I know it's been a great manipulator, but the shorts will need something new. I don't think anybody was selling over 25% of their shares anyway. Wouldn't you take a little money off the table if you knew you could buy that new $10M house after a 100% share price increase in a year?
Our best synopsis on youth engagement in the U.S. reveals that usage of Facebook among U.S. teens overall was stable from Q2 to Q3. So we did see a decrease in daily users specifically among younger teens.
We won't typically call out such granular data, especially when it's of questionable statistical significance given the lack of precision of our age estimates for younger users. But we wanted to share this with you now since we get a lot of questions about teens.
So he offers statistically meaningless spooky twitter-noid news, and market trend info is more of a CEO or COO topic, who are also present at the earnings call, anyway. In a matter of seconds, Billions of dollars of market cap vanish. What the hell was this guy thinking?!
I could just see this him... having picked somebody up, about to score, and saying "In case you're interested, and although I'm not even a doctor, there's a statistically insignificant study that says I might be at slightly higher risk of having an STD. I just wanted you to know that."
Correction to my post: company is selling 1M shares, and founder and CEO Jon Oringer and Insight Venture Partners are releasing 3.6M. With a float of only 6.5M shares of 33.7M outstanding, this adds liquidity to publicly-traded shares. It's a much, much larger dilution of float. Approximately 55%.
I don't this is an Enron kind of thing. It's not a multitude of off-balance-sheet deals that were reliant on share price. However, it could still be something fishy.
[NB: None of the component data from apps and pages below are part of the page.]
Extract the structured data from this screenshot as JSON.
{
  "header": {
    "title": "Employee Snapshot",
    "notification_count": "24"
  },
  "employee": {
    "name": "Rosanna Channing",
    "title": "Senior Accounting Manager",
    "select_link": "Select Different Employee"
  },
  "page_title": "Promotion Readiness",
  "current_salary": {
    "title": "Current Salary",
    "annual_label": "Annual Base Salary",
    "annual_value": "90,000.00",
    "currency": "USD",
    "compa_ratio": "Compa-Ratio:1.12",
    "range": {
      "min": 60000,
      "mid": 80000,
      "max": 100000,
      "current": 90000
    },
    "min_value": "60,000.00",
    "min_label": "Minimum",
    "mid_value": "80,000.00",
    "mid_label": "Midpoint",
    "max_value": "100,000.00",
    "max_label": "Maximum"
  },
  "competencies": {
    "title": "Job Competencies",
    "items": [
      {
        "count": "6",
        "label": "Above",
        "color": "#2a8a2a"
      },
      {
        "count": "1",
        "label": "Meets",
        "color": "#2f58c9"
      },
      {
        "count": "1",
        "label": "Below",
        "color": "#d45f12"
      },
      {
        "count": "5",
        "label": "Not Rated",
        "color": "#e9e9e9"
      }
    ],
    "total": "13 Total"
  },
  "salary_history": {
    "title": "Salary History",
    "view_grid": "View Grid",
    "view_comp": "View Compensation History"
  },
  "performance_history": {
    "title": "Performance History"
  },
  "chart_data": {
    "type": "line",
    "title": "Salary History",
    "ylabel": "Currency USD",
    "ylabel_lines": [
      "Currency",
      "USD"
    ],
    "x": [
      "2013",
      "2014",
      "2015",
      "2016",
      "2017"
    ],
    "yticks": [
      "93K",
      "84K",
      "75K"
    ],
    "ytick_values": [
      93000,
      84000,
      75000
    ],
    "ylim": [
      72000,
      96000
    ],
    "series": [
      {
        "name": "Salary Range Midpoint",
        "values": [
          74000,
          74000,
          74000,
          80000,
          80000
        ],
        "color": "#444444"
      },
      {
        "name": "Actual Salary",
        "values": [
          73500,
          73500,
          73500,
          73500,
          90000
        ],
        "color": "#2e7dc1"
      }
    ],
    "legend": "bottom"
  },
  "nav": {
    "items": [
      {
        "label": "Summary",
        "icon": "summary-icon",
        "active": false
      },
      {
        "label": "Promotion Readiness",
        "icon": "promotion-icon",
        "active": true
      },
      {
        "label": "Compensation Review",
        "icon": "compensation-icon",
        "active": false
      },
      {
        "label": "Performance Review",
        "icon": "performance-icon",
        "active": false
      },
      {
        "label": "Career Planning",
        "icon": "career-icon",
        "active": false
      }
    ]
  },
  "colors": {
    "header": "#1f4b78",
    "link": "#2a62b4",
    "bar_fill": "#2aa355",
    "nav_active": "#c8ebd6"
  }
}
Or conversely, something good we're just not aware of yet.
I also like your thoughtful analysis. However in the near-term, it looks like "sheeple" trumped charts. Unless of course there's some other explanation that I'm not aware of yet.
Thanks for the info and I agree. I don't understand how insider sales of 2M shares and ~8% share dilution adds up to a 16.7% leap in share price in a day. Per Google Finance (mrq) SSTK had roughly 38% institutional ownership. Not sure if a ton of "Sheeple" (hilarious) bought, but it's the best theory I've seen. Perhaps the FB deal got a lot of "Sheeple" to notice SSTK.
Seen this message from you before. How's it working out for you???
Congrats. You're dump propaganda is now blocked.
If indeed they are, any guesses as to why the institutions are now loading up?
You might have sold then. SPRD is an important lesson regarding analyst ratings.
I listened to several earnings calls and agree that Dr. Li and CFO Ms. Gao did a good job. The only problem with this stock was the short artists and clueless or corrupt analysts.
Assuming regulatory and shareholder approvals happen, the current share price is - more or less - the present value of the buyout price. Shares of SPRD are effectively "dead money" until money is disbursed in a few months. These people already got their dream share price and think they can make more elsewhere - even if they realize a little less by selling now.
Down around 5 or so percent more than the former MSCI EAFE tracked index since earlier this year when it was switched to FTSE by Vanguard for cost reasons.
Thanks Vanguard for being penny wise!
I wonder what "low visibility" means. Could it mean "I'm a petulant analyst that wants special access SPRD management isn't giving"?
I agree. I think Broadcom's jump into the low end market, and citing its growth, supports the argument that the low end is still strong.
I have tracked SPRD news, etc for 2 years. I am firmly convinced that these moves are often manufactured. They are usually amplified reactions to news or emotional pulse of SPRD investors. Only medicine is to study the fundamentals and industry more. Even so, being a riskier China ADR, some of the drops are gut checks here.
Certainly an fun topic to consider, but outside of RDA, I doubt it. I, perhaps too much, think the China government would not want to cede control of SPRD to any entity outside of China. The premier visit is evidence for me.
No clue here. Haven't seen any SPRD news, competitor news recently or analyst downgrades to explain the move. However, this type stock behavior is hardly a new phenomenon for SPRD.
That exact kind of thought crossed my mind! However, I have to confess I do not know enough about analyst business practices to know how possible that is.
It's not a China/Japan thing, is it?